[Entries from a dataset of interfaces]
# # # # # # #

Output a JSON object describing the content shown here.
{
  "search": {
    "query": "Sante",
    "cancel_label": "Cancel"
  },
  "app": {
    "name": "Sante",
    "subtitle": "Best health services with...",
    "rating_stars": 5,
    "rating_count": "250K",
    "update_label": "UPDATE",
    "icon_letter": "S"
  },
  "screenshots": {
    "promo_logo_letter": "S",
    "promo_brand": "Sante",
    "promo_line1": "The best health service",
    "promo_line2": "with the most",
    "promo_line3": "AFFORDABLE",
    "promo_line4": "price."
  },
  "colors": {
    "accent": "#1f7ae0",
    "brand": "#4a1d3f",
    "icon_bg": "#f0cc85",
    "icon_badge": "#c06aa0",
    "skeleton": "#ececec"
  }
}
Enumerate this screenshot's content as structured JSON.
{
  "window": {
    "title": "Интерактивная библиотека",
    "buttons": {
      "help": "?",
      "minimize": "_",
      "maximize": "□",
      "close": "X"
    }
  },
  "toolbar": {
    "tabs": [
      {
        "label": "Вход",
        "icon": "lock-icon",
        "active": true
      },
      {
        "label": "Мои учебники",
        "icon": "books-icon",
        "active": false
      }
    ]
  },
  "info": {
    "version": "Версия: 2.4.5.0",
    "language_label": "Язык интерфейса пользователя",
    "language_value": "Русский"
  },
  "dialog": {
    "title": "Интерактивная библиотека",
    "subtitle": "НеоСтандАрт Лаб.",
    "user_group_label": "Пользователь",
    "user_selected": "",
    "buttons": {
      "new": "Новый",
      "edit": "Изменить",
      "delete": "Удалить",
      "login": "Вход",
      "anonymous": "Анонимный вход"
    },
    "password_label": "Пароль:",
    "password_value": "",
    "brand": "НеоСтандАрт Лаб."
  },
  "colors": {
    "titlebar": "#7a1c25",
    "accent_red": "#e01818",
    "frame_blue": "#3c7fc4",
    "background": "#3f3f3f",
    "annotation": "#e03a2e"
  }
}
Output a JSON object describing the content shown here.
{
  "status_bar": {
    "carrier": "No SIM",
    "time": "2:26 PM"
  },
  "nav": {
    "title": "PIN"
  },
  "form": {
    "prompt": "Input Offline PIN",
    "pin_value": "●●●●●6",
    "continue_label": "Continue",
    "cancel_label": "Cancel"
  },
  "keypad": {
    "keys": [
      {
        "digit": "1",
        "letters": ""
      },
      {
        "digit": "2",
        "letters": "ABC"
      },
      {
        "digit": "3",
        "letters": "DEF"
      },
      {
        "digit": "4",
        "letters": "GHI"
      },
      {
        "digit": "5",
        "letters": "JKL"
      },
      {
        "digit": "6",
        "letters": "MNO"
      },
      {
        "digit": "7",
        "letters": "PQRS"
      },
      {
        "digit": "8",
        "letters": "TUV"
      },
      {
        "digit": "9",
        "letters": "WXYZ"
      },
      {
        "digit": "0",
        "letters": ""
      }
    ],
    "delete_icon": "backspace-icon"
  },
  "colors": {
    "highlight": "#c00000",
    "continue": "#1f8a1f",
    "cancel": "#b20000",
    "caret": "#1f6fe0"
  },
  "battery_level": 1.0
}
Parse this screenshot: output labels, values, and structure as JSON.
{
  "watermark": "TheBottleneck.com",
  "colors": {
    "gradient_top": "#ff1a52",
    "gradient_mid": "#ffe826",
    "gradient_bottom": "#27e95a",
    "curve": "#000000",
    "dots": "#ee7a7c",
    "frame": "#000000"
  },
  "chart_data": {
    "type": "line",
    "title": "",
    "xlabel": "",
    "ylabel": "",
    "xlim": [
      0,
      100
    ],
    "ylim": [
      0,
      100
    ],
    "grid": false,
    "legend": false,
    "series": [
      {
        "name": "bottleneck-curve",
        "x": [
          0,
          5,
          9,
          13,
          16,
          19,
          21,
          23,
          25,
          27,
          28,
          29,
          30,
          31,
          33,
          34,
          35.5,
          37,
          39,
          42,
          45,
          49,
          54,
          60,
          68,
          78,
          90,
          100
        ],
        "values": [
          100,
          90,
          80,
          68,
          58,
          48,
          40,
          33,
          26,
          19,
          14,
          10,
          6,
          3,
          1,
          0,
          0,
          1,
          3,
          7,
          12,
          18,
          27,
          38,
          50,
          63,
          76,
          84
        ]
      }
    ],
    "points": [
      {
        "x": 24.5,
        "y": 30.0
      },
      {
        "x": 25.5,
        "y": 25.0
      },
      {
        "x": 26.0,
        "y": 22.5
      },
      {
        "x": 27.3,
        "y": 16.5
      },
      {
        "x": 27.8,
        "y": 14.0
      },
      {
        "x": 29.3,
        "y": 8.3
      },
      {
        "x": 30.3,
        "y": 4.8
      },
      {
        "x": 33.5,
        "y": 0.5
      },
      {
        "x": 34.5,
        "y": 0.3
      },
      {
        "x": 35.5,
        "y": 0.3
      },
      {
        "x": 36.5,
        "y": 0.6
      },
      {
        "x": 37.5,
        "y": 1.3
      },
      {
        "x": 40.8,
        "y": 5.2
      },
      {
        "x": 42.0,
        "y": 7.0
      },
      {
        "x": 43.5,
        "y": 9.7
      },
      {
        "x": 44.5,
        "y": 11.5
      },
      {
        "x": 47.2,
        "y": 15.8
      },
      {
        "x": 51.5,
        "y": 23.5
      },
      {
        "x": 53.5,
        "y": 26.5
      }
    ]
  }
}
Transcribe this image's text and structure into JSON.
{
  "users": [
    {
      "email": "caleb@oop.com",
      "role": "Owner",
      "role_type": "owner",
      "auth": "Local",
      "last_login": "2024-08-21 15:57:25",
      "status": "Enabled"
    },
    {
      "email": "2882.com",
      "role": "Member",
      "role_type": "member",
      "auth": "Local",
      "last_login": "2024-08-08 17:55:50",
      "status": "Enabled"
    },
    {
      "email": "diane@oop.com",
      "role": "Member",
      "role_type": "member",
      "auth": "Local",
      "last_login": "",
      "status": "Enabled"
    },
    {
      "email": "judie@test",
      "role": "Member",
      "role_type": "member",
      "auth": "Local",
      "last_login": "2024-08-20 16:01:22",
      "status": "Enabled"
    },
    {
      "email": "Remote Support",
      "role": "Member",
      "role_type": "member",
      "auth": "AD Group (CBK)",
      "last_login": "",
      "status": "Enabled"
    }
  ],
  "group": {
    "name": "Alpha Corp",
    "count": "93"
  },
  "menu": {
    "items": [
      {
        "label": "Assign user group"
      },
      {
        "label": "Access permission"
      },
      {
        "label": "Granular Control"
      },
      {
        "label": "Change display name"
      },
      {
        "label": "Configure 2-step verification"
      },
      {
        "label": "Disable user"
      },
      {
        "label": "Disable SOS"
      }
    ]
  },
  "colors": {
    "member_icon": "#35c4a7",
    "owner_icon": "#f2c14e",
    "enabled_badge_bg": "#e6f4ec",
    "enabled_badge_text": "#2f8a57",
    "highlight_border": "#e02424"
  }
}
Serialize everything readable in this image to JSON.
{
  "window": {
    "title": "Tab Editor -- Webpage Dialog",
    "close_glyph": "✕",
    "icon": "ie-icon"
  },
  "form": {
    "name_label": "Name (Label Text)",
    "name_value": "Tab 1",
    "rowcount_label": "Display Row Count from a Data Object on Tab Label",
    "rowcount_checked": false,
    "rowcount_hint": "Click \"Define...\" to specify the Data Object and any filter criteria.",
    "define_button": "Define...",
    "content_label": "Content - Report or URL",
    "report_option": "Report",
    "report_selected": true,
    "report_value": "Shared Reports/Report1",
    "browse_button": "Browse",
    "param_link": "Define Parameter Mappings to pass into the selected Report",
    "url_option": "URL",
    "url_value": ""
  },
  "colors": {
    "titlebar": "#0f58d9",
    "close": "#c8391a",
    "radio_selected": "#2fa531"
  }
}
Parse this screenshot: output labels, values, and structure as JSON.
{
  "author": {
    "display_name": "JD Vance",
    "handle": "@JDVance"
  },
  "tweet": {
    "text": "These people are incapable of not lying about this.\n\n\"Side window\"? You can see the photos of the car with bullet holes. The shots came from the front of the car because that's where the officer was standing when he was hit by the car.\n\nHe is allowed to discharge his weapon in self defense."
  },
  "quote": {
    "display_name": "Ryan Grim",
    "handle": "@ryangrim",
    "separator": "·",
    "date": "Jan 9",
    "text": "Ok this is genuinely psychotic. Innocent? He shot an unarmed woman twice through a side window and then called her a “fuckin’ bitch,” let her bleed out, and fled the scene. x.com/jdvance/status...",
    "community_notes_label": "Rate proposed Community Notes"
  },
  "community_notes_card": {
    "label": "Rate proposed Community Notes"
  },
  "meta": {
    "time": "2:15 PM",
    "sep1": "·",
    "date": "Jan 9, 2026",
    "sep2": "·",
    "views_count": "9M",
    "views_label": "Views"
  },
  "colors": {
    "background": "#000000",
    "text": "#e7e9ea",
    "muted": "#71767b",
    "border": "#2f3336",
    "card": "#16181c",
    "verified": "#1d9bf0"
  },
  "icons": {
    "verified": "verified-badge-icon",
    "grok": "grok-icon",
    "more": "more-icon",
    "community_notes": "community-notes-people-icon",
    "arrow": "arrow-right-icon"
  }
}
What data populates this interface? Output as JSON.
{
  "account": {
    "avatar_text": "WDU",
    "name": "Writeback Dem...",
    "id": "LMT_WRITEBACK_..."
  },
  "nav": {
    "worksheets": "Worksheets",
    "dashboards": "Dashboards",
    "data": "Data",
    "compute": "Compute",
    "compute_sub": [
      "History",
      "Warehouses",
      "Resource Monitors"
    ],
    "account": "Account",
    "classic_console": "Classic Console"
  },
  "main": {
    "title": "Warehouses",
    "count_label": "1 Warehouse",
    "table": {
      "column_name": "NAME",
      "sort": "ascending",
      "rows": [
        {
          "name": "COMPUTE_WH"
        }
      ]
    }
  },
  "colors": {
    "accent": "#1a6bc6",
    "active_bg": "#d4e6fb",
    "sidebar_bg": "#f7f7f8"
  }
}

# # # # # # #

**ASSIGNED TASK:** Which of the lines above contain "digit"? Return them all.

**SOLUTION TO THIS PROBLEM:**
        "digit": "1",
        "digit": "2",
        "digit": "3",
        "digit": "4",
        "digit": "5",
        "digit": "6",
        "digit": "7",
        "digit": "8",
        "digit": "9",
        "digit": "0",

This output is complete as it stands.